_RECORDS FOR THIS TASK_:

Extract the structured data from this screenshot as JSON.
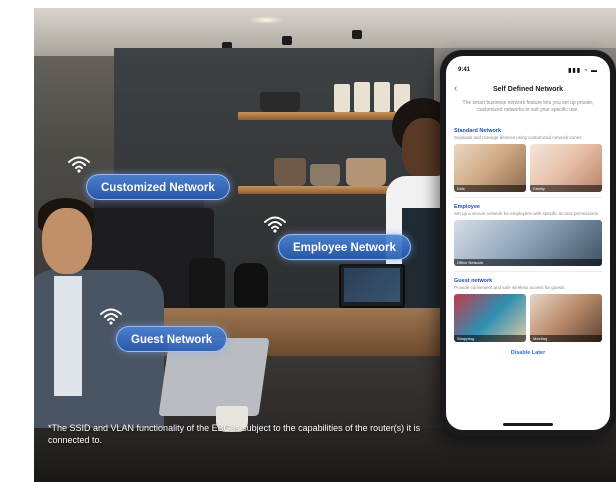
{
  "networks": [
    {
      "label": "Customized Network"
    },
    {
      "label": "Employee Network"
    },
    {
      "label": "Guest Network"
    }
  ],
  "footnote": "*The SSID and VLAN functionality of the EBG is subject to the capabilities of the router(s) it is connected to.",
  "phone": {
    "status_time": "9:41",
    "status_icons": "▮▮▮ ◔ ▬",
    "title": "Self Defined Network",
    "intro": "The smart business network feature lets you set up private, customized networks to suit your specific use.",
    "sections": [
      {
        "title": "Standard Network",
        "desc": "Separate and manage devices using customized network zones",
        "thumbs": [
          "Kids",
          "Family"
        ]
      },
      {
        "title": "Employee",
        "desc": "Set up a secure network for employees with specific access permissions",
        "thumbs": [
          "Office Network"
        ]
      },
      {
        "title": "Guest network",
        "desc": "Provide convenient and safe wireless access for guests",
        "thumbs": [
          "Shopping",
          "Meeting"
        ]
      }
    ],
    "footer_link": "Disable Later"
  },
  "colors": {
    "pill_blue": "#3a78cc",
    "link_blue": "#2f6fd1",
    "section_title": "#1f4fb0"
  }
}
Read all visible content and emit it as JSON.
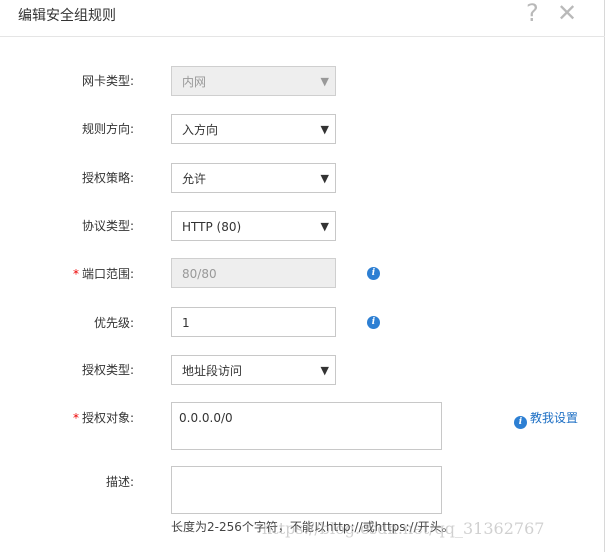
{
  "dialog": {
    "title": "编辑安全组规则",
    "help_symbol": "?",
    "close_symbol": "✕"
  },
  "form": {
    "nic_type": {
      "label": "网卡类型:",
      "value": "内网",
      "disabled": true
    },
    "direction": {
      "label": "规则方向:",
      "value": "入方向"
    },
    "policy": {
      "label": "授权策略:",
      "value": "允许"
    },
    "protocol": {
      "label": "协议类型:",
      "value": "HTTP (80)"
    },
    "port_range": {
      "label": "端口范围:",
      "value": "80/80",
      "required": true,
      "disabled": true
    },
    "priority": {
      "label": "优先级:",
      "value": "1"
    },
    "auth_type": {
      "label": "授权类型:",
      "value": "地址段访问"
    },
    "auth_object": {
      "label": "授权对象:",
      "value": "0.0.0.0/0",
      "required": true
    },
    "description": {
      "label": "描述:",
      "value": ""
    },
    "tutorial_link": "教我设置",
    "description_hint": "长度为2-256个字符，不能以http://或https://开头。",
    "required_mark": "*",
    "info_glyph": "i",
    "dropdown_glyph": "▼"
  },
  "watermark": "https://blog.csdn.net/qq_31362767",
  "colors": {
    "accent": "#2d7fd3",
    "link": "#1d6fc4",
    "required": "#e00000",
    "disabled_bg": "#eeeeee"
  },
  "icons": [
    "help-icon",
    "close-icon",
    "info-icon",
    "dropdown-arrow-icon"
  ]
}
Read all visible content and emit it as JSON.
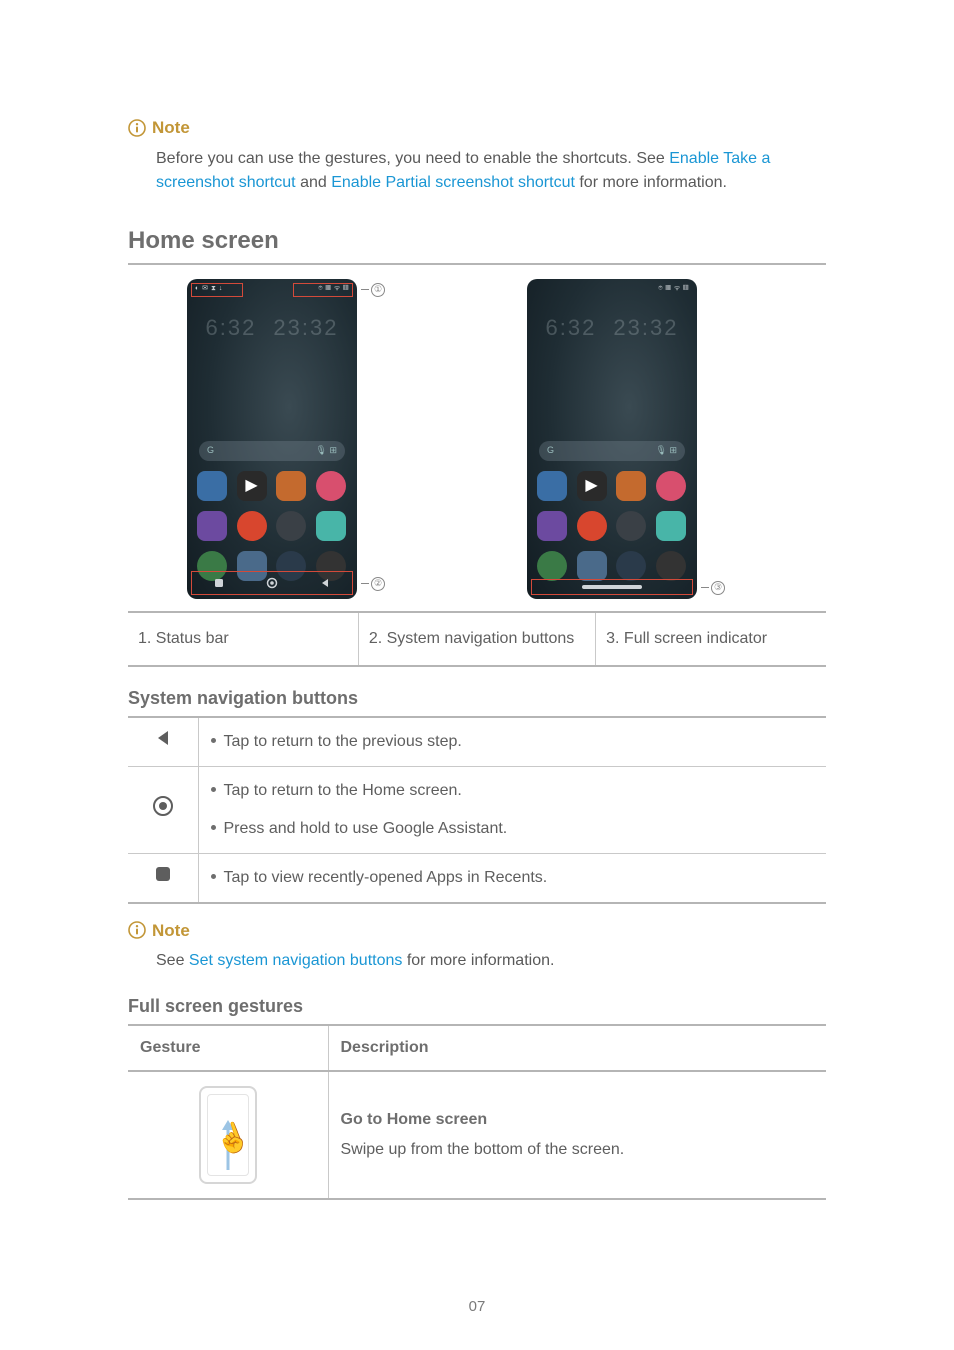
{
  "note1": {
    "label": "Note",
    "text_before": "Before you can use the gestures, you need to enable the shortcuts. See ",
    "link1": "Enable Take a screenshot shortcut",
    "mid": " and ",
    "link2": "Enable Partial screenshot shortcut",
    "text_after": " for more information."
  },
  "section_home": "Home screen",
  "callouts": {
    "c1": "①",
    "c2": "②",
    "c3": "③"
  },
  "legend": {
    "c1": "1. Status bar",
    "c2": "2. System navigation buttons",
    "c3": "3. Full screen indicator"
  },
  "subsection_nav": "System navigation buttons",
  "nav_rows": {
    "back": "Tap to return to the previous step.",
    "home1": "Tap to return to the Home screen.",
    "home2": "Press and hold to use Google Assistant.",
    "recents": "Tap to view recently-opened Apps in Recents."
  },
  "note2": {
    "label": "Note",
    "pre": "See ",
    "link": "Set system navigation buttons",
    "post": " for more information."
  },
  "subsection_gestures": "Full screen gestures",
  "gesture_table": {
    "h1": "Gesture",
    "h2": "Description",
    "row1_title": "Go to Home screen",
    "row1_desc": "Swipe up from the bottom of the screen."
  },
  "page_number": "07"
}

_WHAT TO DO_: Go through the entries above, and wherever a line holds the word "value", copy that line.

_EXPECTED ANSWER_:
      "value": "内网",
      "value": "入方向"
      "value": "允许"
      "value": "HTTP (80)"
      "value": "80/80",
      "value": "1"
      "value": "地址段访问"
      "value": "0.0.0.0/0",
      "value": ""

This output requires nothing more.